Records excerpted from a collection
----
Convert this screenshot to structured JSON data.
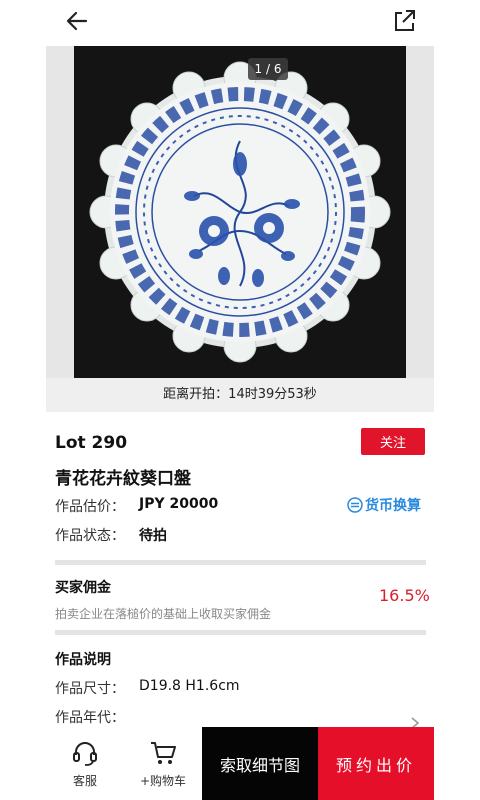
{
  "gallery": {
    "counter": "1 / 6"
  },
  "countdown": {
    "text": "距离开拍：14时39分53秒"
  },
  "lot": {
    "number": "Lot 290",
    "follow_label": "关注",
    "title": "青花花卉紋葵口盤"
  },
  "estimate": {
    "label": "作品估价：",
    "value": "JPY 20000",
    "currency_label": "货币换算"
  },
  "status": {
    "label": "作品状态：",
    "value": "待拍"
  },
  "commission": {
    "title": "买家佣金",
    "description": "拍卖企业在落槌价的基础上收取买家佣金",
    "rate": "16.5%"
  },
  "description": {
    "title": "作品说明",
    "size_label": "作品尺寸：",
    "size_value": "D19.8 H1.6cm",
    "era_label": "作品年代："
  },
  "bottom": {
    "service_label": "客服",
    "cart_label": "+购物车",
    "detail_label": "索取细节图",
    "bid_label": "预约出价"
  },
  "colors": {
    "accent_red": "#e0142a",
    "link_blue": "#2a8adf",
    "rate_red": "#d81e2c"
  },
  "icons": [
    "back-arrow-icon",
    "share-icon",
    "currency-exchange-icon",
    "headset-icon",
    "cart-icon",
    "chevron-right-icon"
  ]
}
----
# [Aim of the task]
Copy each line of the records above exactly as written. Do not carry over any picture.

# [Reply to the task]
Convert this screenshot to structured JSON data.
{
  "gallery": {
    "counter": "1 / 6"
  },
  "countdown": {
    "text": "距离开拍：14时39分53秒"
  },
  "lot": {
    "number": "Lot 290",
    "follow_label": "关注",
    "title": "青花花卉紋葵口盤"
  },
  "estimate": {
    "label": "作品估价：",
    "value": "JPY 20000",
    "currency_label": "货币换算"
  },
  "status": {
    "label": "作品状态：",
    "value": "待拍"
  },
  "commission": {
    "title": "买家佣金",
    "description": "拍卖企业在落槌价的基础上收取买家佣金",
    "rate": "16.5%"
  },
  "description": {
    "title": "作品说明",
    "size_label": "作品尺寸：",
    "size_value": "D19.8 H1.6cm",
    "era_label": "作品年代："
  },
  "bottom": {
    "service_label": "客服",
    "cart_label": "+购物车",
    "detail_label": "索取细节图",
    "bid_label": "预约出价"
  },
  "colors": {
    "accent_red": "#e0142a",
    "link_blue": "#2a8adf",
    "rate_red": "#d81e2c"
  },
  "icons": [
    "back-arrow-icon",
    "share-icon",
    "currency-exchange-icon",
    "headset-icon",
    "cart-icon",
    "chevron-right-icon"
  ]
}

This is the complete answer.